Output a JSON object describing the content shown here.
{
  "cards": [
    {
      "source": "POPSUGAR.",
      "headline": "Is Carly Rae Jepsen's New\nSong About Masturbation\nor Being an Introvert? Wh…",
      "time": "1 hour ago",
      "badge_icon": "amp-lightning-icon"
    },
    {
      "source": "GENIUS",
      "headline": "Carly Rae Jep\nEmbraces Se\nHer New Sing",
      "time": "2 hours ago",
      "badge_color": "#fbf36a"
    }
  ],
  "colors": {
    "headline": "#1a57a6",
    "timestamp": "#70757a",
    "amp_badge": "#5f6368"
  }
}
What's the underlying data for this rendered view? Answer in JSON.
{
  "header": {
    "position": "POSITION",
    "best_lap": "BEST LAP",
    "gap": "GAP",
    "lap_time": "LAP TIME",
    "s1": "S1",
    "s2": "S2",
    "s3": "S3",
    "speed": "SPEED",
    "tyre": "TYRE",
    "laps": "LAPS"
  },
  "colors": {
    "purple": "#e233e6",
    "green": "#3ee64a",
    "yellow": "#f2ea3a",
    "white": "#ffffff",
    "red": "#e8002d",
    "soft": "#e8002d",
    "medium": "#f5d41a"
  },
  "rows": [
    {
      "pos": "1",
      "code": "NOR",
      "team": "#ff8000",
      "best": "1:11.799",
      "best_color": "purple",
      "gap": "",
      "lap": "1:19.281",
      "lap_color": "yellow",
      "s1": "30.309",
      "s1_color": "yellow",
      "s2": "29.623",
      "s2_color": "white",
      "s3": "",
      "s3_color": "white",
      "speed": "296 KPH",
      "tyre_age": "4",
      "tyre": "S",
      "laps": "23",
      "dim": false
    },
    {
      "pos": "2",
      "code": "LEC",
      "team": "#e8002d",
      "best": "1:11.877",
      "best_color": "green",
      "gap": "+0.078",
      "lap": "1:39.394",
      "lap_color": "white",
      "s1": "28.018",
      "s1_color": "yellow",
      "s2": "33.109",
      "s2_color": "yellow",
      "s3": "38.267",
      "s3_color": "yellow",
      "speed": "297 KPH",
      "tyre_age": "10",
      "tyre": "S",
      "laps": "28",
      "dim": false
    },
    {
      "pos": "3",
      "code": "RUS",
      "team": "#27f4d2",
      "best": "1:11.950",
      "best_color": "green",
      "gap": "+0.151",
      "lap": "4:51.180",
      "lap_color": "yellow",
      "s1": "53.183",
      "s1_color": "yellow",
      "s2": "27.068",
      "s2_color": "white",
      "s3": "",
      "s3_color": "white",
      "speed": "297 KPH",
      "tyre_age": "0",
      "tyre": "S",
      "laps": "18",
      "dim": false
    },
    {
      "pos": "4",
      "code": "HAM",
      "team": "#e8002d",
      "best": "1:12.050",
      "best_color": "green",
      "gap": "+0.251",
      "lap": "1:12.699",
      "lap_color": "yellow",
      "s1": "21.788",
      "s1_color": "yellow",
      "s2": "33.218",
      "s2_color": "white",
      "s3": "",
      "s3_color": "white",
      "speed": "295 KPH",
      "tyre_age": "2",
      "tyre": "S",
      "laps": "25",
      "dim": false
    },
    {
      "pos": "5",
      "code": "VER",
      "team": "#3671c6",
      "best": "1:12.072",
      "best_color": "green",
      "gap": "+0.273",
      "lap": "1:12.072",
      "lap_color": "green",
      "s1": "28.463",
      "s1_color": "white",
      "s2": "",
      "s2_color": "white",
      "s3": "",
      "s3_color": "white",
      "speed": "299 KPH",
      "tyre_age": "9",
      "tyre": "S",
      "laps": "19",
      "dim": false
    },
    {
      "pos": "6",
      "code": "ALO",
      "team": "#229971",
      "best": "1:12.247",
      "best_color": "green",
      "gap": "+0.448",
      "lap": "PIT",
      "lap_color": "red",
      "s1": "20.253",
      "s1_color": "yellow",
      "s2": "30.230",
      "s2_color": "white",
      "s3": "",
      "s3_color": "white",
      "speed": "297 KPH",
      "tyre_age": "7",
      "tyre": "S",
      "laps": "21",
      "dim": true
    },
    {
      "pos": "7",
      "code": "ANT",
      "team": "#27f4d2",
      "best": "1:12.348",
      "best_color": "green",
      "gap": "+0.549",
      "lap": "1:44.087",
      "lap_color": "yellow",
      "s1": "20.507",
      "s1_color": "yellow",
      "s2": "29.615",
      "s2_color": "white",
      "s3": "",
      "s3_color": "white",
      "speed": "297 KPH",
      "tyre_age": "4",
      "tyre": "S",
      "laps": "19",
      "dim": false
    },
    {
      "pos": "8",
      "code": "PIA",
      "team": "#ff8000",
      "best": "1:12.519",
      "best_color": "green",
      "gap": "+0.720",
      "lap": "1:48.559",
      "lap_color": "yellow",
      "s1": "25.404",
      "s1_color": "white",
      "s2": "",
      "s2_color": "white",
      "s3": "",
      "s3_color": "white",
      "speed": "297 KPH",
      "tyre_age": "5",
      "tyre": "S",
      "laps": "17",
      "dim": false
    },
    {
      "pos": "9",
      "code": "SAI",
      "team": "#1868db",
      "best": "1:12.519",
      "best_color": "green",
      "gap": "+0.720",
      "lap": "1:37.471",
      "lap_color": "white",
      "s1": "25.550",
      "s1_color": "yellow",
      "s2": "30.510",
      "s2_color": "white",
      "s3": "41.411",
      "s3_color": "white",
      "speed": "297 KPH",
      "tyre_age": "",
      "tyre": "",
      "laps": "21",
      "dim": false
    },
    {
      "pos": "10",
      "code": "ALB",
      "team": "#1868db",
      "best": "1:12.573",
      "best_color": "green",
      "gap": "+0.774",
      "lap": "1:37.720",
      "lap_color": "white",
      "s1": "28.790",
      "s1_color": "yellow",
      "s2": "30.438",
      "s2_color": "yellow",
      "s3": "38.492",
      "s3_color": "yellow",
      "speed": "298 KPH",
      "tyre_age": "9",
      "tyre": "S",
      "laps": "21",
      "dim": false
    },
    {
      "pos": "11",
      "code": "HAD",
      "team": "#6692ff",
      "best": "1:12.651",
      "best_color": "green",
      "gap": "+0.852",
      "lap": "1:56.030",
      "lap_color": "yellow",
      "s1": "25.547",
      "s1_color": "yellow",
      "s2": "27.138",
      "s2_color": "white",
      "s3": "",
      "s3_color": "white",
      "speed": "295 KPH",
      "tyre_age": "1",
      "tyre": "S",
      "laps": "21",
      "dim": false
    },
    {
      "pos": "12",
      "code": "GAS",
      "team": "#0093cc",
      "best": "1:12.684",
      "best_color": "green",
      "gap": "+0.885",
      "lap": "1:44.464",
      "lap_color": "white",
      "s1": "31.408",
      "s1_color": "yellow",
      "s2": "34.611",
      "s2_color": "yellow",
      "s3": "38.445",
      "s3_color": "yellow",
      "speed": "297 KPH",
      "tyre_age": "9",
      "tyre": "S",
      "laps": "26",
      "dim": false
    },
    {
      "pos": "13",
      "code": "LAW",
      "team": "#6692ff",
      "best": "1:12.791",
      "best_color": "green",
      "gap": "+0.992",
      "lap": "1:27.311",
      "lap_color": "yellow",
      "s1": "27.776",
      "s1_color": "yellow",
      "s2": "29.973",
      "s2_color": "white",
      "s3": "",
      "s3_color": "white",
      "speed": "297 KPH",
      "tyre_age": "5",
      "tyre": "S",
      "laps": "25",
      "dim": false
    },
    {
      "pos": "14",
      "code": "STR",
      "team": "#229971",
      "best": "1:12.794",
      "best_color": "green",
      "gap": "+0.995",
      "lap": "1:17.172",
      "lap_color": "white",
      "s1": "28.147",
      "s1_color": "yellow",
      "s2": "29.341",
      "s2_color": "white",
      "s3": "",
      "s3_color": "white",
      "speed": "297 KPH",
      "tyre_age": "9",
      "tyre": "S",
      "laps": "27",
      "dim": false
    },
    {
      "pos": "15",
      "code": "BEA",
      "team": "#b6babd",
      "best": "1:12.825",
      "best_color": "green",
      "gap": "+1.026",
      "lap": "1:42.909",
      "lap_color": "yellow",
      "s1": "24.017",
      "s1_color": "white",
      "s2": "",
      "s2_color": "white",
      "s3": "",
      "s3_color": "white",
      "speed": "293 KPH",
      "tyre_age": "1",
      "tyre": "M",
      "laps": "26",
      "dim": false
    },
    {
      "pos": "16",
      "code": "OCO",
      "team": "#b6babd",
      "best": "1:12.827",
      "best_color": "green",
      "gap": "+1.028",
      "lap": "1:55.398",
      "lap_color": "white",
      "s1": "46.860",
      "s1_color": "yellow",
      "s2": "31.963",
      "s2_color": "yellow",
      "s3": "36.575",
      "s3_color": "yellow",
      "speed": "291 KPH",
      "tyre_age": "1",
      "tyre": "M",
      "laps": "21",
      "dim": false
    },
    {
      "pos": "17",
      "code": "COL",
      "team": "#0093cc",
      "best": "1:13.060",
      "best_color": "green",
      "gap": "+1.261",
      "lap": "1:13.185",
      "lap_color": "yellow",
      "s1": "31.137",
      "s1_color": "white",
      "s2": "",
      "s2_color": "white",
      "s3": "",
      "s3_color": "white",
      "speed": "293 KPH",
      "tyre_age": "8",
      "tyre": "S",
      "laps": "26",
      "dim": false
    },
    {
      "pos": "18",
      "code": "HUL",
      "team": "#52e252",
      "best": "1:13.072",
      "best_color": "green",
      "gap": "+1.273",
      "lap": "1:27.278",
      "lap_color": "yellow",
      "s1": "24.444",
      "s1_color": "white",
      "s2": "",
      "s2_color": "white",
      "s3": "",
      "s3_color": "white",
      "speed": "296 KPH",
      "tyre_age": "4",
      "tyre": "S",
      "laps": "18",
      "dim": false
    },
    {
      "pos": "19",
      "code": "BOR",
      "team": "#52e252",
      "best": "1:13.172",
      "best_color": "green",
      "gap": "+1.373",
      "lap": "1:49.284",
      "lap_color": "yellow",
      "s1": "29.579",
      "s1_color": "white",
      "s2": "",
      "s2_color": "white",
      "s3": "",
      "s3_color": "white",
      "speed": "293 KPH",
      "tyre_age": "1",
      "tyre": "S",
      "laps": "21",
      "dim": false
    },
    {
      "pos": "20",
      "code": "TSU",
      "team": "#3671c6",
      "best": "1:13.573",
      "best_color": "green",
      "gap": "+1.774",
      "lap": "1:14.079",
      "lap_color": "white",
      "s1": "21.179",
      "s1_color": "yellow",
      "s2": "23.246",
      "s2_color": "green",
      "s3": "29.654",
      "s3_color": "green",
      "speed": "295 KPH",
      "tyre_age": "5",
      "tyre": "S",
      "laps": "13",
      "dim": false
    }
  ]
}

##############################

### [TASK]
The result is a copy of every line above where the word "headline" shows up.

### [OUTPUT]
      "headline": "Is Carly Rae Jepsen's New\nSong About Masturbation\nor Being an Introvert? Wh…",
      "headline": "Carly Rae Jep\nEmbraces Se\nHer New Sing",
    "headline": "#1a57a6",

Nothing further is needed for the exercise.